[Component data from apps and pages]
● ● ● ● ●

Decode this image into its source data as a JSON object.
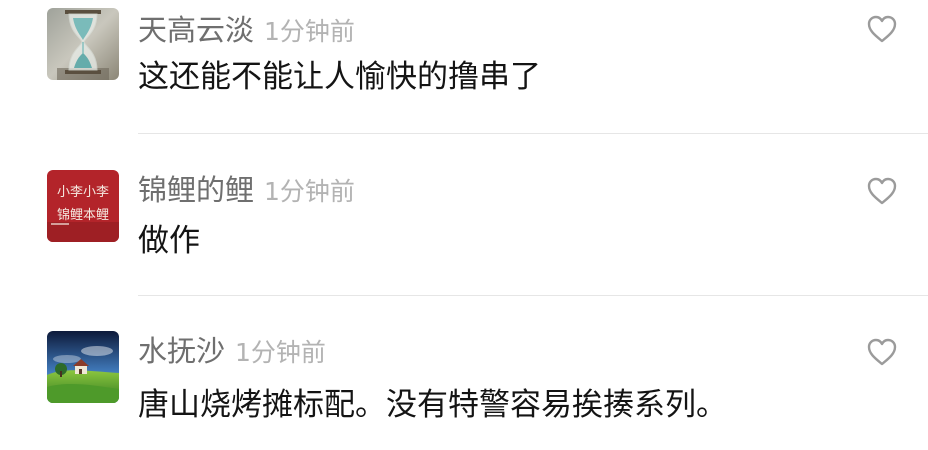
{
  "comments": [
    {
      "username": "天高云淡",
      "time": "1分钟前",
      "text": "这还能不能让人愉快的撸串了",
      "avatar": "hourglass-avatar"
    },
    {
      "username": "锦鲤的鲤",
      "time": "1分钟前",
      "text": "做作",
      "avatar": "red-calligraphy-avatar",
      "avatar_text": [
        "小李小李",
        "锦鲤本鲤"
      ]
    },
    {
      "username": "水抚沙",
      "time": "1分钟前",
      "text": "唐山烧烤摊标配。没有特警容易挨揍系列。",
      "avatar": "landscape-avatar"
    }
  ],
  "colors": {
    "username": "#6f6f6f",
    "time": "#b3b3b3",
    "content": "#141414",
    "like_icon": "#9b9b9b",
    "divider": "#e6e6e6"
  },
  "icons": {
    "like": "heart-outline-icon"
  }
}
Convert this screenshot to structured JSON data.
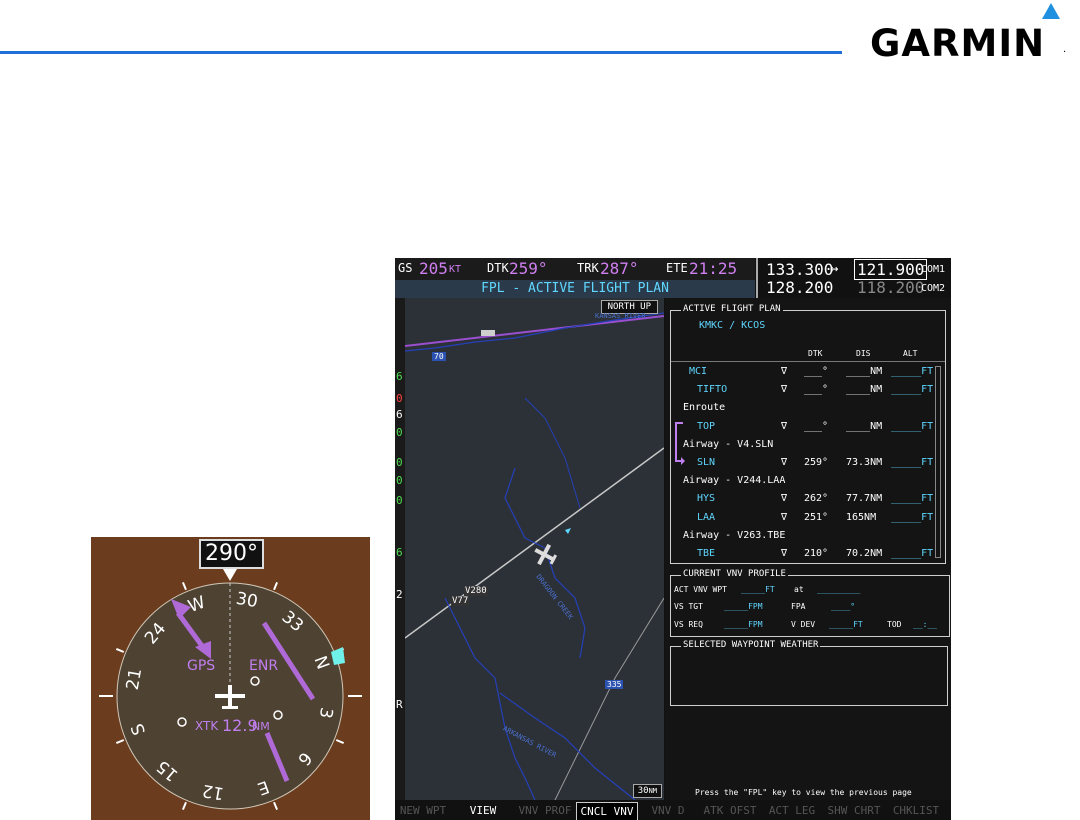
{
  "brand": {
    "name": "GARMIN",
    "reg": "."
  },
  "hsi": {
    "heading": "290°",
    "compass_labels": [
      "N",
      "33",
      "30",
      "W",
      "24",
      "21",
      "S",
      "15",
      "12",
      "E",
      "6",
      "3"
    ],
    "source": "GPS",
    "phase": "ENR",
    "xtk_label": "XTK",
    "xtk_value": "12.9",
    "xtk_unit": "NM"
  },
  "mfd": {
    "topbar": {
      "gs_label": "GS",
      "gs_value": "205",
      "gs_unit": "KT",
      "dtk_label": "DTK",
      "dtk_value": "259°",
      "trk_label": "TRK",
      "trk_value": "287°",
      "ete_label": "ETE",
      "ete_value": "21:25"
    },
    "page_title": "FPL - ACTIVE FLIGHT PLAN",
    "com": {
      "com1_active": "133.300",
      "swap": "↔",
      "com1_standby": "121.900",
      "com1_label": "COM1",
      "com2_active": "128.200",
      "com2_standby": "118.200",
      "com2_label": "COM2"
    },
    "map": {
      "orientation": "NORTH UP",
      "range_value": "30",
      "range_unit": "NM",
      "labels": [
        "KANSAS RIVER",
        "70",
        "V280",
        "V77",
        "ARKANSAS RIVER",
        "335",
        "DRAGOON CREEK"
      ],
      "left_strip_digits": [
        "6",
        "0",
        "6",
        "0",
        "0",
        "0",
        "0",
        "6",
        "2",
        "R"
      ]
    },
    "fpl": {
      "title": "ACTIVE FLIGHT PLAN",
      "route": "KMKC / KCOS",
      "columns": [
        "DTK",
        "DIS",
        "ALT"
      ],
      "rows": [
        {
          "type": "wpt",
          "name": "MCI",
          "dtk": "___°",
          "dis": "____NM",
          "alt": "_____FT"
        },
        {
          "type": "wpt",
          "name": "TIFTO",
          "dtk": "___°",
          "dis": "____NM",
          "alt": "_____FT"
        },
        {
          "type": "hdr",
          "name": "Enroute"
        },
        {
          "type": "wpt",
          "name": "TOP",
          "dtk": "___°",
          "dis": "____NM",
          "alt": "_____FT"
        },
        {
          "type": "hdr",
          "name": "Airway - V4.SLN"
        },
        {
          "type": "wpt",
          "name": "SLN",
          "dtk": "259°",
          "dis": "73.3NM",
          "alt": "_____FT"
        },
        {
          "type": "hdr",
          "name": "Airway - V244.LAA"
        },
        {
          "type": "wpt",
          "name": "HYS",
          "dtk": "262°",
          "dis": "77.7NM",
          "alt": "_____FT"
        },
        {
          "type": "wpt",
          "name": "LAA",
          "dtk": "251°",
          "dis": "165NM",
          "alt": "_____FT"
        },
        {
          "type": "hdr",
          "name": "Airway - V263.TBE"
        },
        {
          "type": "wpt",
          "name": "TBE",
          "dtk": "210°",
          "dis": "70.2NM",
          "alt": "_____FT"
        }
      ],
      "vnv": {
        "title": "CURRENT VNV PROFILE",
        "act_label": "ACT VNV WPT",
        "act_value": "_____FT",
        "at": "at",
        "at_value": "_________",
        "vs_tgt_label": "VS TGT",
        "vs_tgt_value": "_____FPM",
        "fpa_label": "FPA",
        "fpa_value": "____°",
        "vs_req_label": "VS REQ",
        "vs_req_value": "_____FPM",
        "vdev_label": "V DEV",
        "vdev_value": "_____FT",
        "tod_label": "TOD",
        "tod_value": "__:__"
      },
      "weather_title": "SELECTED WAYPOINT WEATHER",
      "footer": "Press the \"FPL\" key to view the previous page"
    },
    "softkeys": [
      "NEW WPT",
      "VIEW",
      "VNV PROF",
      "CNCL VNV",
      "VNV D",
      "ATK OFST",
      "ACT LEG",
      "SHW CHRT",
      "CHKLIST"
    ]
  }
}
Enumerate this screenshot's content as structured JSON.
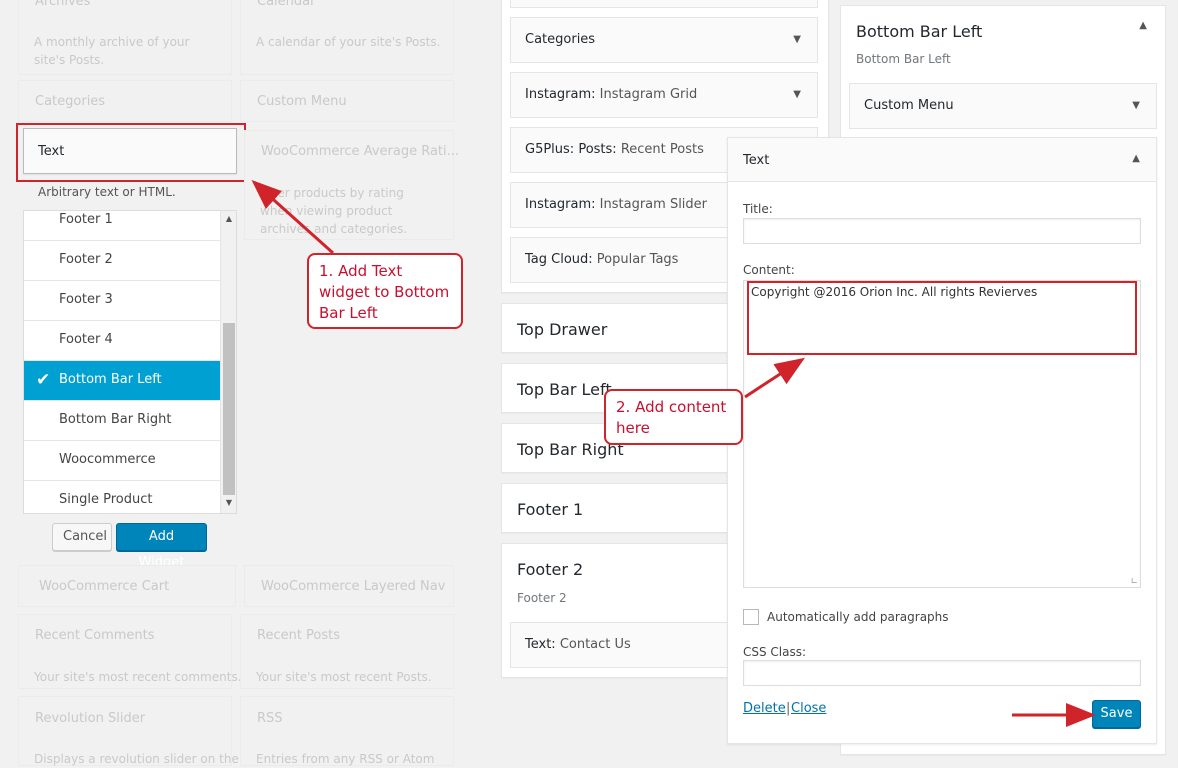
{
  "available_widgets": {
    "top_left_title": "Archives",
    "top_right_title": "Calendar",
    "archives_desc": "A monthly archive of your site's Posts.",
    "calendar_desc": "A calendar of your site's Posts.",
    "categories": "Categories",
    "custom_menu": "Custom Menu",
    "text": "Text",
    "text_desc": "Arbitrary text or HTML.",
    "woo_avg_rating": "WooCommerce Average Rati...",
    "woo_avg_desc": "Filter products by rating when viewing product archives and categories.",
    "woo_cart": "WooCommerce Cart",
    "woo_layered": "WooCommerce Layered Nav",
    "recent_comments": "Recent Comments",
    "recent_comments_desc": "Your site's most recent comments.",
    "recent_posts": "Recent Posts",
    "recent_posts_desc": "Your site's most recent Posts.",
    "revolution_slider": "Revolution Slider",
    "revolution_desc": "Displays a revolution slider on the",
    "rss": "RSS",
    "rss_desc": "Entries from any RSS or Atom"
  },
  "chooser": {
    "items": [
      "Footer 1",
      "Footer 2",
      "Footer 3",
      "Footer 4",
      "Bottom Bar Left",
      "Bottom Bar Right",
      "Woocommerce",
      "Single Product"
    ],
    "selected_index": 4,
    "check_glyph": "✔",
    "cancel_label": "Cancel",
    "add_label": "Add Widget"
  },
  "middle": {
    "widgets": [
      {
        "title": "Categories",
        "sub": ""
      },
      {
        "title": "Instagram:",
        "sub": "Instagram Grid"
      },
      {
        "title": "G5Plus: Posts:",
        "sub": "Recent Posts"
      },
      {
        "title": "Instagram:",
        "sub": "Instagram Slider"
      },
      {
        "title": "Tag Cloud:",
        "sub": "Popular Tags"
      }
    ],
    "sidebars": [
      "Top Drawer",
      "Top Bar Left",
      "Top Bar Right",
      "Footer 1"
    ],
    "footer2": {
      "title": "Footer 2",
      "sub": "Footer 2",
      "widget_title": "Text:",
      "widget_sub": "Contact Us"
    }
  },
  "right": {
    "sidebar_title": "Bottom Bar Left",
    "sidebar_sub": "Bottom Bar Left",
    "custom_menu": "Custom Menu",
    "form": {
      "header": "Text",
      "title_label": "Title:",
      "title_value": "",
      "content_label": "Content:",
      "content_value": "Copyright @2016 Orion Inc. All rights Revierves",
      "auto_paragraphs": "Automatically add paragraphs",
      "css_label": "CSS Class:",
      "css_value": "",
      "delete": "Delete",
      "separator": "|",
      "close": "Close",
      "save": "Save"
    }
  },
  "annotations": {
    "step1": "1. Add Text widget to Bottom Bar Left",
    "step2": "2. Add content here"
  },
  "colors": {
    "accent": "#0085ba",
    "selected": "#00a0d2",
    "annotation_red": "#d0232a"
  }
}
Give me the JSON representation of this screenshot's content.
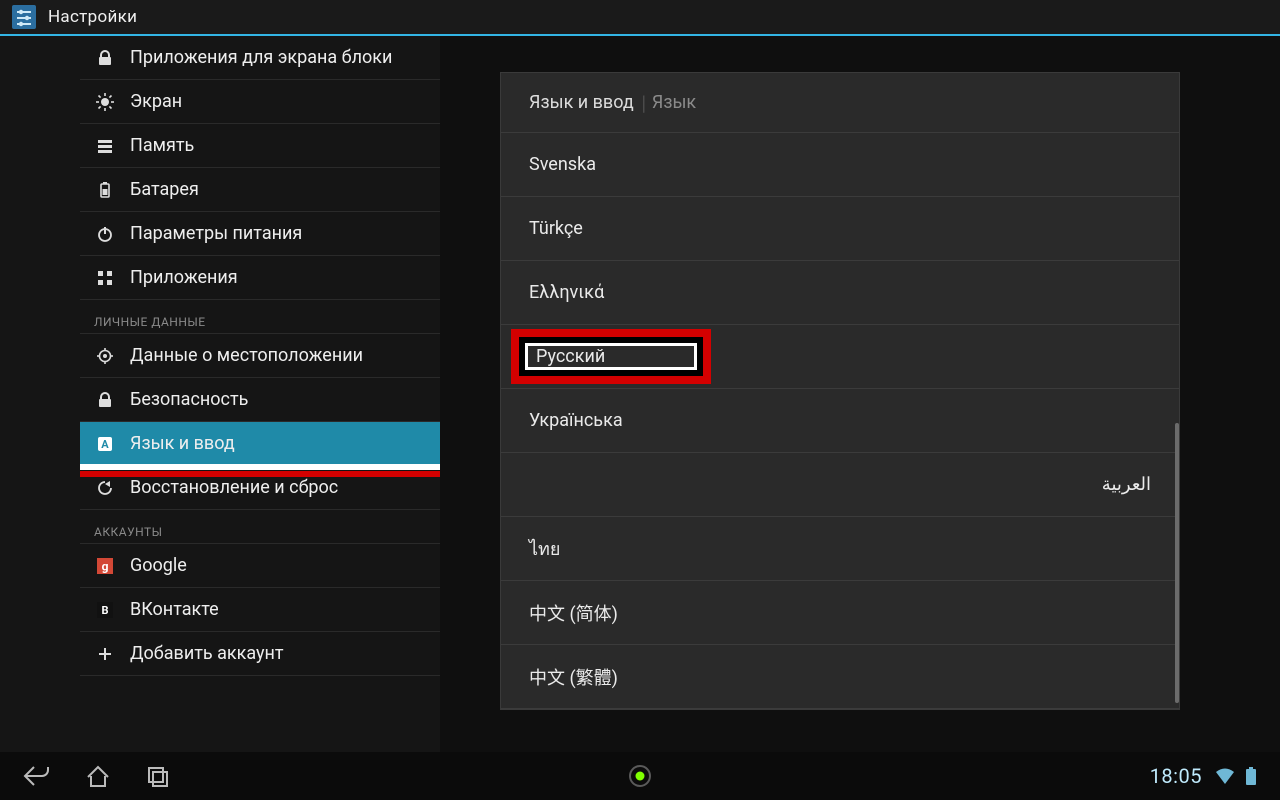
{
  "titlebar": {
    "title": "Настройки"
  },
  "sidebar": {
    "groups": [
      {
        "items": [
          {
            "icon": "lock-icon",
            "label": "Приложения для экрана блоки"
          },
          {
            "icon": "brightness-icon",
            "label": "Экран"
          },
          {
            "icon": "storage-icon",
            "label": "Память"
          },
          {
            "icon": "battery-icon",
            "label": "Батарея"
          },
          {
            "icon": "power-icon",
            "label": "Параметры питания"
          },
          {
            "icon": "apps-icon",
            "label": "Приложения"
          }
        ]
      },
      {
        "header": "ЛИЧНЫЕ ДАННЫЕ",
        "items": [
          {
            "icon": "location-icon",
            "label": "Данные о местоположении"
          },
          {
            "icon": "lock-icon",
            "label": "Безопасность"
          },
          {
            "icon": "language-icon",
            "label": "Язык и ввод",
            "selected": true
          },
          {
            "icon": "backup-icon",
            "label": "Восстановление и сброс"
          }
        ]
      },
      {
        "header": "АККАУНТЫ",
        "items": [
          {
            "icon": "google-icon",
            "label": "Google"
          },
          {
            "icon": "vk-icon",
            "label": "ВКонтакте"
          },
          {
            "icon": "plus-icon",
            "label": "Добавить аккаунт"
          }
        ]
      }
    ]
  },
  "content": {
    "breadcrumb": {
      "parent": "Язык и ввод",
      "current": "Язык"
    },
    "languages": [
      {
        "label": "Svenska"
      },
      {
        "label": "Türkçe"
      },
      {
        "label": "Ελληνικά"
      },
      {
        "label": "Русский",
        "highlighted": true
      },
      {
        "label": "Українська"
      },
      {
        "label": "العربية"
      },
      {
        "label": "ไทย"
      },
      {
        "label": "中文 (简体)"
      },
      {
        "label": "中文 (繁體)"
      }
    ]
  },
  "navbar": {
    "time": "18:05"
  },
  "colors": {
    "accent": "#33b5e5",
    "highlight_red": "#d30000"
  }
}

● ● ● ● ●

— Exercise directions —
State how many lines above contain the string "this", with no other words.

— Response box —
4